Editorials

With death of Lynda Callon, Kansas City loses best community organizer

Lynda Callon speaks up at a public meeting about the qualities she’d like to see in a police chief.
Lynda Callon speaks up at a public meeting about the qualities she’d like to see in a police chief. The Kansas City Star

Big-hearted, fierce and fearless, Lynda Callon was everything a community organizer needs to be. The West Side and all of Kansas City are better for her work.

A late-diagnosed cancer, moving with shocking swiftness, took the life Sunday of a 64-year-old woman who many considered an indestructible force.

Thanks in large part to Callon, the West Side Community Action Network stands as Kansas City’s most successful example of community policing. She worked hand in hand with Kansas City police officers, two of whom keep an office at the center at 2130 Jefferson St.

By offering the center as a resource to newly arriving and transient migrant workers, Callon and the officers, Matt Tomasic and Octavio Villalobos, greatly reduced loitering, drunkenness and crime in the neighborhood.

Callon was tough about enforcing rules with the workers, and even tougher with people who falsely accused her of creating a haven for illegal immigrants. The migrants were already in the neighborhood; Callon simply gave them a place to get a meal, a hot shower and some good advice.

She was always looking for a way to help West Side families. Recently she started a book drive, so all parents who walked into the center could leave with books for their children.

It will now fall to others to continue her work.

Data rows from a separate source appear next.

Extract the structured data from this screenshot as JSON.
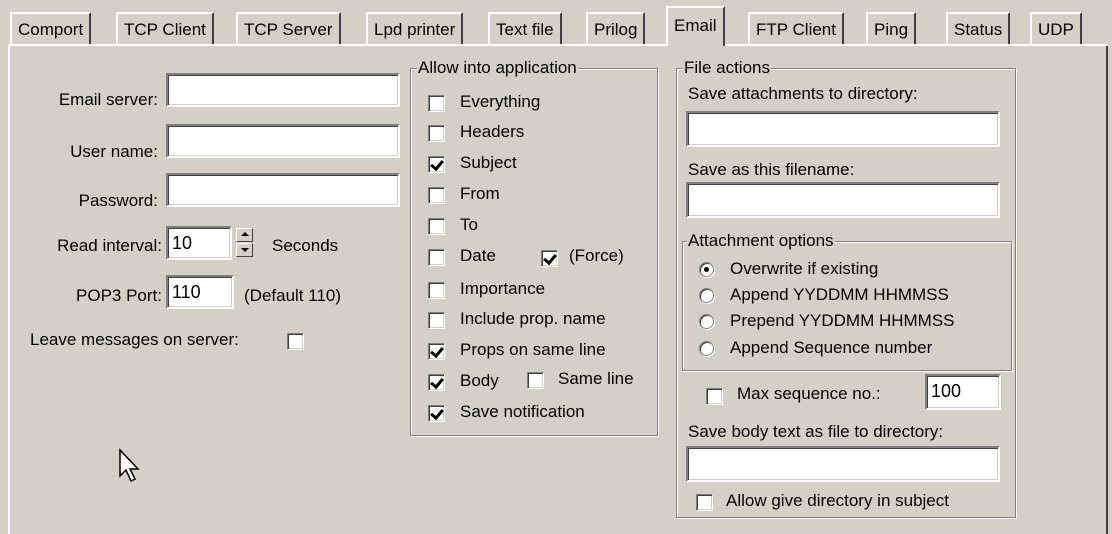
{
  "tabs": [
    {
      "label": "Comport"
    },
    {
      "label": "TCP Client"
    },
    {
      "label": "TCP Server"
    },
    {
      "label": "Lpd printer"
    },
    {
      "label": "Text file"
    },
    {
      "label": "Prilog"
    },
    {
      "label": "Email",
      "active": true
    },
    {
      "label": "FTP Client"
    },
    {
      "label": "Ping"
    },
    {
      "label": "Status"
    },
    {
      "label": "UDP"
    }
  ],
  "server": {
    "email_server_label": "Email server:",
    "email_server_value": "",
    "user_name_label": "User name:",
    "user_name_value": "",
    "password_label": "Password:",
    "password_value": "",
    "read_interval_label": "Read interval:",
    "read_interval_value": "10",
    "seconds_label": "Seconds",
    "pop3_port_label": "POP3 Port:",
    "pop3_port_value": "110",
    "pop3_default_label": "(Default 110)",
    "leave_messages_label": "Leave messages on server:",
    "leave_messages_checked": false
  },
  "allow": {
    "title": "Allow into application",
    "items": [
      {
        "label": "Everything",
        "checked": false
      },
      {
        "label": "Headers",
        "checked": false
      },
      {
        "label": "Subject",
        "checked": true
      },
      {
        "label": "From",
        "checked": false
      },
      {
        "label": "To",
        "checked": false
      },
      {
        "label": "Date",
        "checked": false
      },
      {
        "label": "Importance",
        "checked": false
      },
      {
        "label": "Include prop. name",
        "checked": false
      },
      {
        "label": "Props on same line",
        "checked": true
      },
      {
        "label": "Body",
        "checked": true
      },
      {
        "label": "Save notification",
        "checked": true
      }
    ],
    "force_label": "(Force)",
    "force_checked": true,
    "same_line_label": "Same line",
    "same_line_checked": false
  },
  "file_actions": {
    "title": "File actions",
    "save_attachments_label": "Save attachments to directory:",
    "save_attachments_value": "",
    "save_filename_label": "Save as this filename:",
    "save_filename_value": "",
    "attachment_options_title": "Attachment options",
    "options": [
      {
        "label": "Overwrite if existing",
        "selected": true
      },
      {
        "label": "Append YYDDMM HHMMSS",
        "selected": false
      },
      {
        "label": "Prepend YYDDMM HHMMSS",
        "selected": false
      },
      {
        "label": "Append Sequence number",
        "selected": false
      }
    ],
    "max_sequence_label": "Max sequence no.:",
    "max_sequence_checked": false,
    "max_sequence_value": "100",
    "save_body_label": "Save body text as file to directory:",
    "save_body_value": "",
    "allow_dir_label": "Allow give directory in subject",
    "allow_dir_checked": false
  }
}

The city and Police Department should honor Callon’s legacy by committing the resources to keep community organizing and policing alive on the West Side.

  Comments